But by 2010, the strain of running a business wore on Westfall. "I got a little burned out on doing my own accounting and billing and stocking the fridge with goodies to keep my employees from going to another cool tech company," he says. "But most of all I got away from doing the tech work, which is why I got into it in the first place."

Westfall decided to take a full-time job with Vianet Management and put his own company on the back burner. His role was to create new website projects. Over the next two years he worked on such sites as MusicianAudition.com, GeoData Server -- which allows other websites to access geographic data for the United States, and Dashboard -- a customer service tool that allows access to various company websites and administrative capabilities.

He also helped improve the quality of the company's IT infrastructure, including its e-mail server, and planned SEO strategies and content.

Even though his duties were on the technical side, Westfall's title was chief technology officer, or CTO. After two years as a full-time employee of Vianet, Westfall decided to return to his first love, AZPixels. But this time he kept it a one-man operation, which he runs out of his Phoenix home.

"The (Arizona) Department of Education wanted me back and I had other new projects, so I returned to working for myself," he says. "There are no worries about accounting and billing and keeping employees happy."

Realizing the ultimate dream

Westfall now finds himself at a crossroads between continuing on his current path with AZPixels and completing his side project, which he hopes will take him on a path road to success. The project he is developing is a website that he hopes will generate recurring revenue, something he has thought about creating since working on the successful sites at Vianet.

"It is my ultimate dream," he says.

The business he’s developing will charge a monthly fee of about $10 to allow people to create their own websites and receive technical assistance. Westfall says there are a few other similar businesses out there, including free ones, "but I think they are all terrible. They are really hard to use."

Westfall says that his version will be simple enough that anyone who can post to Facebook will have the skills to use his site.

"Some people think you need a completely new idea, but I believe I can develop a better site than the other ones out there," Westfall says. "People bring their ideas to me so I have my theories about what will or won't work. We don't need another Facebook or another Twitter, but there is room for other choices for this kind of service. The fact is there is no good $10-a-month service out there for website development."

He says he expects it to be up and running sometime in 2014.

"I didn't think it would be this big of a project," Westfall acknowledges. "This is the biggest project I have ever worked on, and I am doing it part time. The work that pays the bills keeps getting in the way."

Networking and connecting

Since graduating from the W. P. Carey School, Westfall has remained plugged into the tech community in Phoenix. He is the founder of Phoenix JavaScript, a user group for JavaScript enthusiasts that sponsors presentations on various Web development topics and posts videos of the presentations on its website, phoenixjavascript.org.
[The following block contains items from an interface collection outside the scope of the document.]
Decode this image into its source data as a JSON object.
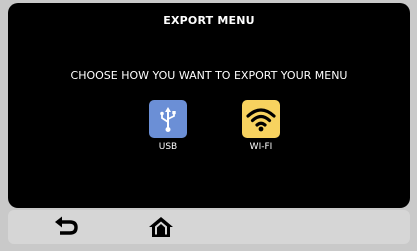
{
  "screen": {
    "title": "EXPORT MENU",
    "subtitle": "CHOOSE HOW YOU WANT TO EXPORT YOUR MENU"
  },
  "options": [
    {
      "label": "USB",
      "icon": "usb-icon",
      "color": "#6b8fd6"
    },
    {
      "label": "WI-FI",
      "icon": "wifi-icon",
      "color": "#f7d25f"
    }
  ],
  "navbar": {
    "back_icon": "back-arrow-icon",
    "home_icon": "home-icon"
  },
  "colors": {
    "screen_background": "#000000",
    "bezel": "#c9c9c9",
    "navbar": "#d6d6d6"
  }
}
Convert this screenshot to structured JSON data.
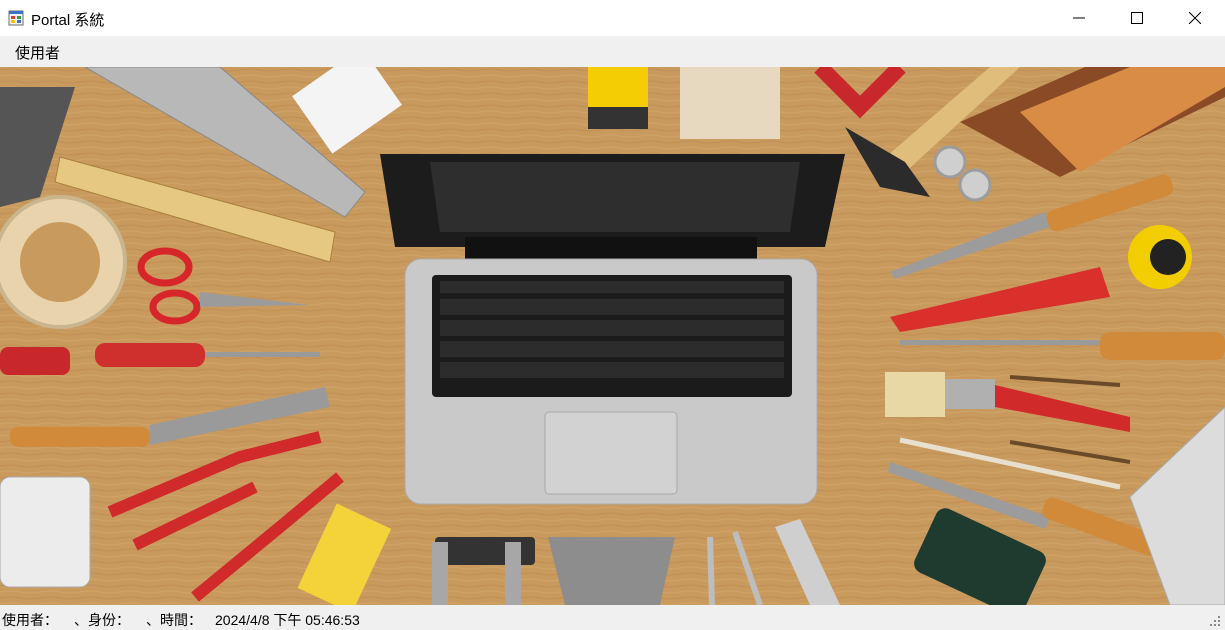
{
  "window": {
    "title": "Portal 系統",
    "app_icon": "app-window-icon"
  },
  "window_controls": {
    "minimize": "minimize-icon",
    "maximize": "maximize-icon",
    "close": "close-icon"
  },
  "menu": {
    "items": [
      {
        "label": "使用者"
      }
    ]
  },
  "background_image": {
    "subject": "laptop on wooden workbench surrounded by tools"
  },
  "status": {
    "user_label": "使用者：",
    "user_value": "",
    "role_label": "、身份：",
    "role_value": "",
    "time_label": "、時間：",
    "time_value": "2024/4/8 下午 05:46:53"
  },
  "colors": {
    "wood": "#c99a5e",
    "laptop": "#c9c9c9",
    "statusbar": "#f0f0f0"
  }
}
I'm really happy and proud of its success," Westfall says of the group. "The work I put into it is paying off through better connections. I even got a new client from it."

Westfall learned the value of networking and staying connected while a student at W. P. Carey, where he served as president of DISC (Department of Information Systems Club), which focuses on career development, leadership, collaboration and community involvement. DISC members network with leading firms and professionals from a wide range of industries, gaining valuable insights and exposure to the inner workings of their field.

"The connections I made through the CIS program were amazing," Westfall says. "You have the opportunity to meet so many people. In fact, I got my connection to the Arizona Department of Education through a teacher. All of my good connections came through ASU contacts."